The term “putting myself together” is something that I borrowed from Jordan Peterson, who is currently very famous for encouraging people (especially young men) to get their acts together. When I heard him for the first time, I remembered Gib and the conversation we had many years ago.
Another thing I did not realize at the time is that, despite my ability to rise to the top of some relatively easy jobs like waiting tables, there was actually a very low demand for a worker like me. This stemmed from a principle called inflation. Normally inflation is thought of in terms of money but inflation actually is defined as follows:
“Inflation is the phenomenon that occurs when the amount of currency increases faster than the things which the currency can buy.” -Milton Freidman
Think of it like this. Either there is too much money and not enough things, in which case the money competes for the things. Or there are too many things and not enough money, thus the things compete for the money. Anyone who has ever been to an auction that is not well attended has seen this play out. Most things sell for a dollar, but some will sell for much more than that.

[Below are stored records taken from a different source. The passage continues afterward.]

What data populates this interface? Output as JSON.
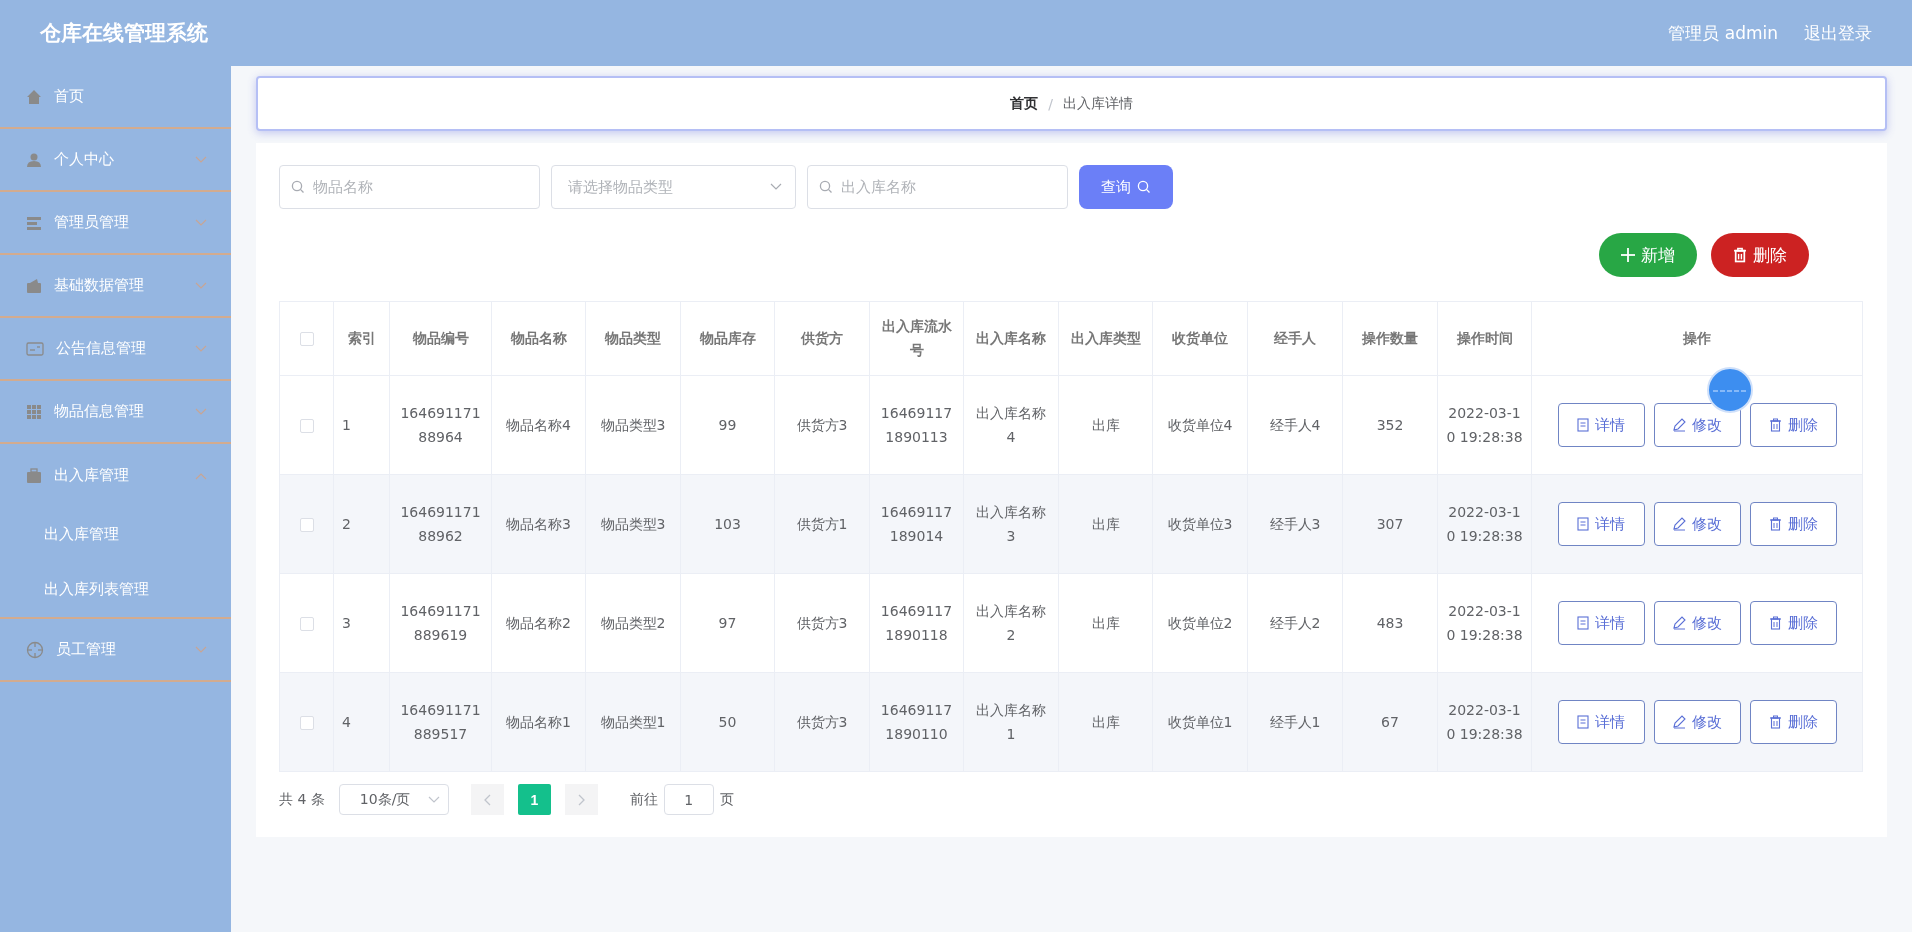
{
  "header": {
    "title": "仓库在线管理系统",
    "user": "管理员 admin",
    "logout": "退出登录"
  },
  "sidebar": {
    "items": [
      {
        "label": "首页",
        "kind": "link"
      },
      {
        "label": "个人中心",
        "kind": "submenu",
        "expanded": false
      },
      {
        "label": "管理员管理",
        "kind": "submenu",
        "expanded": false
      },
      {
        "label": "基础数据管理",
        "kind": "submenu",
        "expanded": false
      },
      {
        "label": "公告信息管理",
        "kind": "submenu",
        "expanded": false
      },
      {
        "label": "物品信息管理",
        "kind": "submenu",
        "expanded": false
      },
      {
        "label": "出入库管理",
        "kind": "submenu",
        "expanded": true,
        "children": [
          {
            "label": "出入库管理"
          },
          {
            "label": "出入库列表管理"
          }
        ]
      },
      {
        "label": "员工管理",
        "kind": "submenu",
        "expanded": false
      }
    ]
  },
  "breadcrumb": {
    "items": [
      "首页",
      "出入库详情"
    ],
    "separator": "/"
  },
  "filters": {
    "name": {
      "placeholder": "物品名称"
    },
    "type": {
      "placeholder": "请选择物品类型"
    },
    "inout": {
      "placeholder": "出入库名称"
    },
    "search_button": "查询"
  },
  "actions": {
    "add": "新增",
    "delete": "删除"
  },
  "table": {
    "select_all_checked": false,
    "columns": [
      "索引",
      "物品编号",
      "物品名称",
      "物品类型",
      "物品库存",
      "供货方",
      "出入库流水号",
      "出入库名称",
      "出入库类型",
      "收货单位",
      "经手人",
      "操作数量",
      "操作时间",
      "操作"
    ],
    "rows": [
      {
        "checked": false,
        "cells": [
          "1",
          "16469117188964",
          "物品名称4",
          "物品类型3",
          "99",
          "供货方3",
          "164691171890113",
          "出入库名称4",
          "出库",
          "收货单位4",
          "经手人4",
          "352",
          "2022-03-10 19:28:38"
        ],
        "actions": [
          "详情",
          "修改",
          "删除"
        ]
      },
      {
        "checked": false,
        "cells": [
          "2",
          "16469117188962",
          "物品名称3",
          "物品类型3",
          "103",
          "供货方1",
          "16469117189014",
          "出入库名称3",
          "出库",
          "收货单位3",
          "经手人3",
          "307",
          "2022-03-10 19:28:38"
        ],
        "actions": [
          "详情",
          "修改",
          "删除"
        ]
      },
      {
        "checked": false,
        "cells": [
          "3",
          "164691171889619",
          "物品名称2",
          "物品类型2",
          "97",
          "供货方3",
          "164691171890118",
          "出入库名称2",
          "出库",
          "收货单位2",
          "经手人2",
          "483",
          "2022-03-10 19:28:38"
        ],
        "actions": [
          "详情",
          "修改",
          "删除"
        ]
      },
      {
        "checked": false,
        "cells": [
          "4",
          "164691171889517",
          "物品名称1",
          "物品类型1",
          "50",
          "供货方3",
          "164691171890110",
          "出入库名称1",
          "出库",
          "收货单位1",
          "经手人1",
          "67",
          "2022-03-10 19:28:38"
        ],
        "actions": [
          "详情",
          "修改",
          "删除"
        ]
      }
    ]
  },
  "pagination": {
    "total": "共 4 条",
    "page_size": "10条/页",
    "pages": [
      {
        "label": "1",
        "selected": true
      }
    ],
    "goto_label": "前往",
    "goto_value": "1",
    "goto_suffix": "页"
  }
}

Now think of the unit of money being low skilled workers. Suddenly the market was flooded with them. Their purchasing power (ability to get a job) was less than what it had been.
“Putting yourself together” is nothing more than the process of improving your marketable skills in order to increase the demand for yourself in the market place. Or to put it differently, you are causing deflation to take place as your value increases. If you would like to talk about this more, I would be glad to talk to anyone about it. Or if you would like to read more about Jordan Peterson’s self-authoring program, click here.